The small island developing state of Saint Kitts and Nevis is already experiencing some of the effects of climate variability and change, including damage caused by an increase in average atmospheric temperature, a reduction in average annual rainfall, and the potential for an increase in the intensity of tropical storms.
Given that rainfall is the sole source of water in St. Kitts and Nevis, and with water demand expected to double in the next ten years due to tourism and agriculture, securing access to both a sustainable water system and a drought prevention system is crucial for the livelihoods of the island communities.
Water availability for agriculture and livelihoods was not a major issue in the small island state until 2015 when the first drought occurred. The drought called for immediate action and the development of a long-term strategy to build resilience against the impacts of climate change.
“The 2015 drought was a wakeup call for Saint Kitts and Nevis, prior to that the country had never experienced water security issues.” Cheryl Jeffers, Ministry of Environment, Climate Action and Constituency Empowerment, Saint Kitts and Nevis
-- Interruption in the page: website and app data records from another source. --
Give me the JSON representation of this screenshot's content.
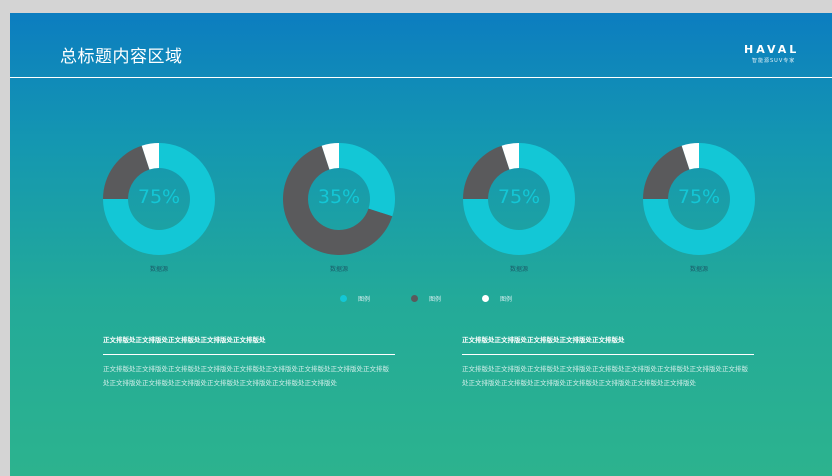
{
  "header": {
    "title": "总标题内容区域",
    "logo": {
      "word": "HAVAL",
      "subtitle": "智能源SUV专家"
    }
  },
  "colors": {
    "primary": "#13c7d6",
    "secondary": "#5a5a5c",
    "tertiary": "#ffffff"
  },
  "charts": [
    {
      "percent_label": "75%",
      "shares": [
        0.75,
        0.2,
        0.05
      ],
      "caption": "数据源"
    },
    {
      "percent_label": "35%",
      "shares": [
        0.3,
        0.65,
        0.05
      ],
      "caption": "数据源"
    },
    {
      "percent_label": "75%",
      "shares": [
        0.75,
        0.2,
        0.05
      ],
      "caption": "数据源"
    },
    {
      "percent_label": "75%",
      "shares": [
        0.75,
        0.2,
        0.05
      ],
      "caption": "数据源"
    }
  ],
  "legend": [
    {
      "label": "图例",
      "color": "#13c7d6"
    },
    {
      "label": "图例",
      "color": "#5a5a5c"
    },
    {
      "label": "图例",
      "color": "#ffffff"
    }
  ],
  "text_blocks": [
    {
      "heading": "正文排版处正文排版处正文排版处正文排版处正文排版处",
      "body": "正文排版处正文排版处正文排版处正文排版处正文排版处正文排版处正文排版处正文排版处正文排版处正文排版处正文排版处正文排版处正文排版处正文排版处正文排版处正文排版处"
    },
    {
      "heading": "正文排版处正文排版处正文排版处正文排版处正文排版处",
      "body": "正文排版处正文排版处正文排版处正文排版处正文排版处正文排版处正文排版处正文排版处正文排版处正文排版处正文排版处正文排版处正文排版处正文排版处正文排版处正文排版处"
    }
  ]
}
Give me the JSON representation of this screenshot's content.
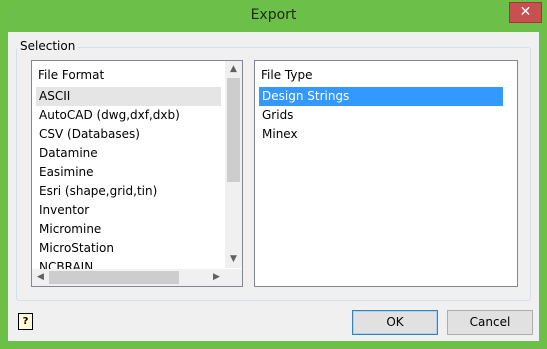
{
  "window": {
    "title": "Export",
    "close_glyph": "✕"
  },
  "selection": {
    "group_label": "Selection",
    "file_format": {
      "header": "File Format",
      "items": [
        "ASCII",
        "AutoCAD (dwg,dxf,dxb)",
        "CSV (Databases)",
        "Datamine",
        "Easimine",
        "Esri (shape,grid,tin)",
        "Inventor",
        "Micromine",
        "MicroStation",
        "NCBRAIN"
      ],
      "selected": "ASCII"
    },
    "file_type": {
      "header": "File Type",
      "items": [
        "Design Strings",
        "Grids",
        "Minex"
      ],
      "selected": "Design Strings"
    }
  },
  "buttons": {
    "ok": "OK",
    "cancel": "Cancel",
    "help_glyph": "?"
  },
  "icons": {
    "help": "help-icon",
    "close": "close-icon",
    "up": "chevron-up-icon",
    "down": "chevron-down-icon",
    "left": "chevron-left-icon",
    "right": "chevron-right-icon"
  },
  "colors": {
    "title_bar": "#6cc04a",
    "selection_blue": "#3399ff"
  }
}
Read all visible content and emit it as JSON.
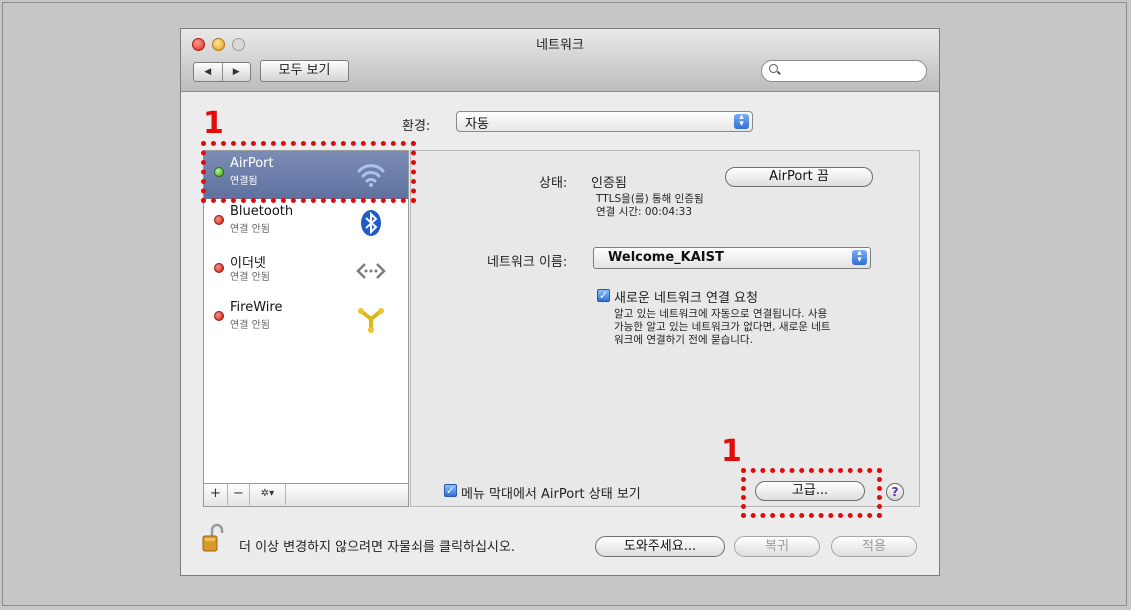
{
  "window": {
    "title": "네트워크"
  },
  "toolbar": {
    "back_label": "◀",
    "forward_label": "▶",
    "show_all_label": "모두 보기",
    "search_placeholder": ""
  },
  "location": {
    "label": "환경:",
    "value": "자동"
  },
  "services": [
    {
      "name": "AirPort",
      "status": "연결됨",
      "status_color": "#36a516",
      "icon": "wifi-icon",
      "selected": true
    },
    {
      "name": "Bluetooth",
      "status": "연결 안됨",
      "status_color": "#c81d12",
      "icon": "bluetooth-icon"
    },
    {
      "name": "이더넷",
      "status": "연결 안됨",
      "status_color": "#c81d12",
      "icon": "ethernet-icon"
    },
    {
      "name": "FireWire",
      "status": "연결 안됨",
      "status_color": "#c81d12",
      "icon": "firewire-icon"
    }
  ],
  "list_toolbar": {
    "add": "+",
    "remove": "−",
    "action": "✲▾"
  },
  "detail": {
    "status_label": "상태:",
    "status_value": "인증됨",
    "airport_off_button": "AirPort 끔",
    "status_line1": "TTLS을(를) 통해 인증됨",
    "status_line2": "연결 시간: 00:04:33",
    "network_name_label": "네트워크 이름:",
    "network_name_value": "Welcome_KAIST",
    "ask_join_label": "새로운 네트워크 연결 요청",
    "ask_join_desc1": "알고 있는 네트워크에 자동으로 연결됩니다. 사용",
    "ask_join_desc2": "가능한 알고 있는 네트워크가 없다면, 새로운 네트",
    "ask_join_desc3": "워크에 연결하기 전에 묻습니다.",
    "menubar_label": "메뉴 막대에서 AirPort 상태 보기",
    "advanced_button": "고급...",
    "help_label": "?"
  },
  "footer": {
    "lock_text": "더 이상 변경하지 않으려면 자물쇠를 클릭하십시오.",
    "assist_button": "도와주세요...",
    "revert_button": "복귀",
    "apply_button": "적용"
  },
  "annotations": {
    "callout_1": "1",
    "callout_2": "1",
    "color": "#e10c0c"
  }
}
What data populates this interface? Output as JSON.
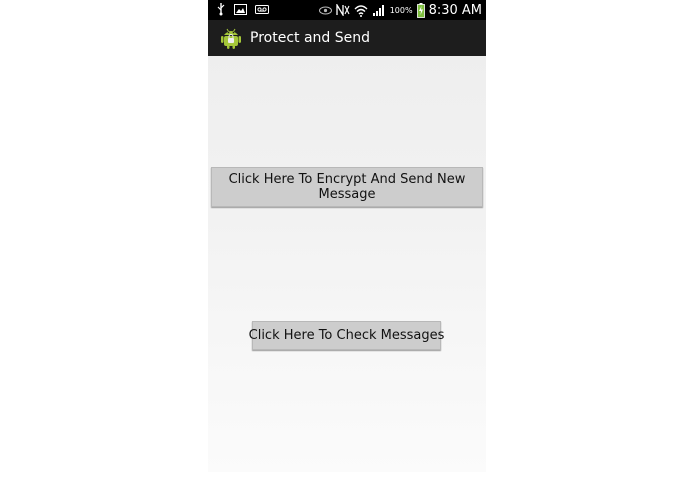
{
  "status_bar": {
    "battery_percent": "100%",
    "time": "8:30 AM",
    "icons": [
      "usb-icon",
      "image-icon",
      "voicemail-icon",
      "eye-icon",
      "nfc-icon",
      "wifi-icon",
      "signal-icon",
      "battery-icon"
    ]
  },
  "action_bar": {
    "app_icon": "android-app-icon",
    "title": "Protect and Send"
  },
  "main": {
    "encrypt_button_label": "Click Here To Encrypt And Send New Message",
    "check_button_label": "Click Here To Check Messages"
  },
  "colors": {
    "status_bar": "#000000",
    "action_bar": "#1d1d1d",
    "button_bg": "#cdcdcd",
    "battery": "#7fbf3f"
  }
}
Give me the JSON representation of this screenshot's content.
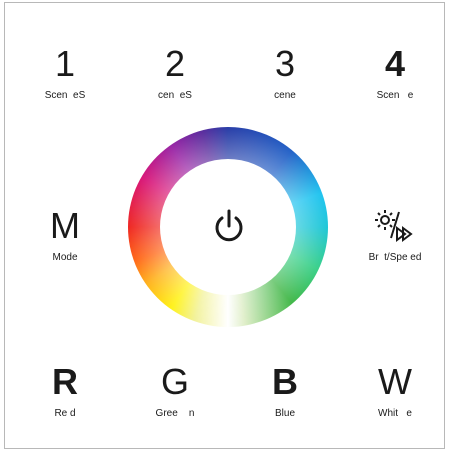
{
  "scenes": [
    {
      "number": "1",
      "label": "Scen  eS"
    },
    {
      "number": "2",
      "label": "cen  eS"
    },
    {
      "number": "3",
      "label": "cene"
    },
    {
      "number": "4",
      "label": "Scen   e"
    }
  ],
  "mode": {
    "letter": "M",
    "label": "Mode"
  },
  "brightness_speed": {
    "label": "Br  t/Spe ed"
  },
  "colors": [
    {
      "letter": "R",
      "label": "Re d"
    },
    {
      "letter": "G",
      "label": "Gree    n"
    },
    {
      "letter": "B",
      "label": "Blue"
    },
    {
      "letter": "W",
      "label": "Whit   e"
    }
  ]
}
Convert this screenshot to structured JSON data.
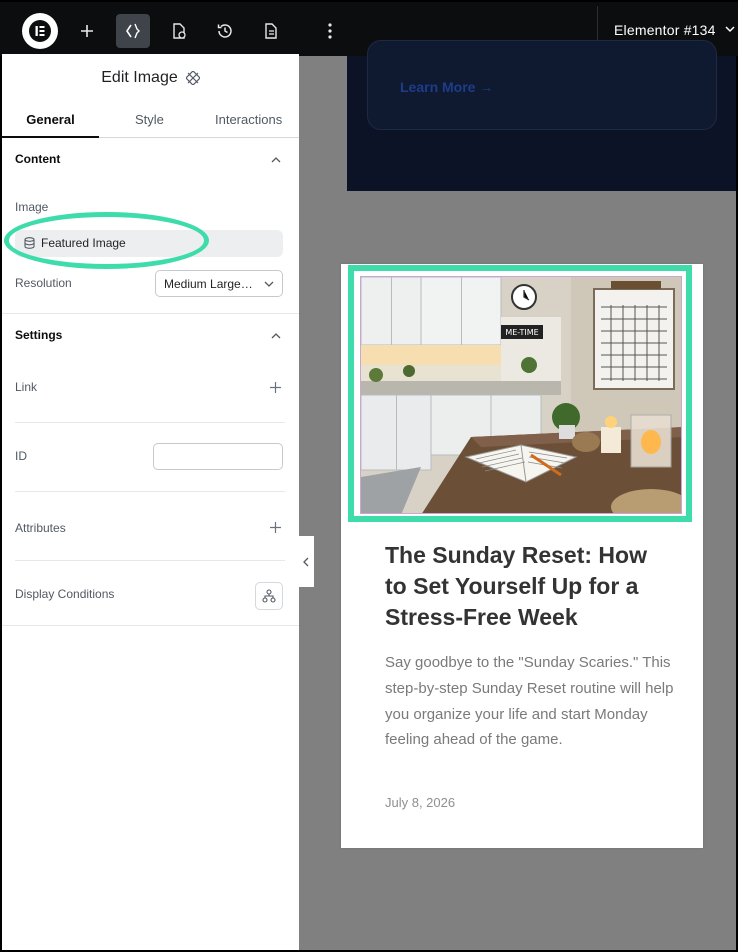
{
  "topbar": {
    "document_title": "Elementor #134"
  },
  "panel": {
    "title": "Edit Image",
    "tabs": [
      "General",
      "Style",
      "Interactions"
    ],
    "content_section": {
      "heading": "Content",
      "image_label": "Image",
      "image_value": "Featured Image",
      "resolution_label": "Resolution",
      "resolution_value": "Medium Large…"
    },
    "settings_section": {
      "heading": "Settings",
      "link_label": "Link",
      "id_label": "ID",
      "id_value": "",
      "attributes_label": "Attributes",
      "display_conditions_label": "Display Conditions"
    }
  },
  "canvas": {
    "cta_link": "Learn More  →",
    "post": {
      "title": "The Sunday Reset: How to Set Yourself Up for a Stress-Free Week",
      "excerpt": "Say goodbye to the \"Sunday Scaries.\" This step-by-step Sunday Reset routine will help you organize your life and start Monday feeling ahead of the game.",
      "date": "July 8, 2026",
      "image_sign": "ME-TIME"
    }
  },
  "colors": {
    "highlight": "#3fdcab",
    "topbar_bg": "#0c0d0e",
    "canvas_bg": "#808080",
    "dark_section": "#0c1326"
  }
}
According to data from the national Meteorological Service, Saint Kitts and Nevis is currently experiencing the driest rainy season on record. In August, the average rainfall of 741.8, dropped to 594.1 in 2022, and further decreased to 472.1 in August 2023.
“June to November used to be our rainy season. During these months rainfalls would replenish our wells and water reservoirs, which would then grant us water during the dry season. This balance has been broken, and we are now facing frequent and severe droughts”, explained Vincere Benjamin, St. Kitts Met Services.
In response to the early stages of the drought, Saint Kitts and Nevis took several water conservation measures, including repairing leaks, installing cisterns, implementing water rationing, and developing water management contingency plans. To develop a long-term strategy to address climate change impacts, Saint Kitts and Nevis partnered with the CTCN (Climate Technology Centre and Network) to incorporate drought risk modeling as a planning tool for climate change adaptation measures.
CTCN, through its network partner HR Wallingford and Saint Kitts and Nevis Department of Environment, designed a system that combines and analyses several dataset and technologies, which feed into a drought forecasting tool which supports climate change adaptation measures and decision-making.
The technical assistance relied on the involvement of the members of a committed stakeholder working group with experts from the Department of Environment, the Water Services, The Agriculture Departments, The Meteorological Services, the Department of Physical Planning- GIS Office, the Disaster Management Agency, and Clarence Fitzroy Bryant College.
All hands-on deck for water supply resilience
The project implementation built on the following activities:
- Hazard mapping solutions: to pin and highlight areas that are affected by or are vulnerable to drought.
- Water resource assessment: to determine the status and future trends in both water resources and water supply services, with a particular focus on availability and demand.
- Open-source climate data and tools: free to use satellite data, hydrological models, seasonal weather forecasts.
- Hydrological modelling: to simplify a real-world system that aids in understanding, predicting, and managing water resources.
- Early warning systems communication: an integrated system of drought monitoring, forecasting and communication that enables government stakeholders to take timely action to reduce drought risks.
These activities fed into a) a drought risk and water resources assessment in Saint Kitts and Nevis, b) the benchmark, design and implementation of a drought forecasting system, and c) a training series for administrators and users of the drought prediction model in St. Kitts.
In addition, the project identified areas and vulnerable groups, including smallholder farmers, and the tourism sector, most susceptible to water supply shortages. Women and youth were also actively engaged in the implementation phase through training and stakeholder consultations.
Drought risk modelling, how does it work?
The comprehensive drought forecasting system created through CTCN's technical assistance combines data from Earth Observations (EO) satellite imagery, land surface model simulations, weather and climate forecasting, hydrological data, and hydrological modeling. Climate forecasts, ranging from monthly to seasonal timescales, are used to drive a hydrological model. The outputs, combined with EO datasets, are translated into indicators of water stress, including commonly used drought indicators such as the Standardized Precipitation Index. The system generates monthly forecasts of water stress while calibrating results against historical data.
Data and patterns are analyzed to produce a reliable forecast and risk map, which feeds into a visualization tool to assist stakeholders in making data-informed decisions. The model also serves as an alert system for emergencies and the activation of contingency plans. By providing timely information in advance of, or during the early onset of a drought, action can be taken to reduce potential impacts and enhance resilience.
“Thanks to the support of CTCN, we are now moving towards a comprehensive national plan for water management. This plan integrates all available hydrological and meteorological data, monitors consumption, and raises awareness of available tools and practices for water storage and reduction of consumption, both for farming and households. By securing water, we are building resilience and securing a future for the people of these islands," concluded Cheryl Jeffers from the Ministry of Environment, Climate Action, and Constituency Empowerment.
Leveraging the outcomes of this technical assistance, CTCN network member HR Wallingford is developing a Water Information System for the islands and building on the Drought forecasting system, funded by the Caribbean Public Health Agency (CARPHA).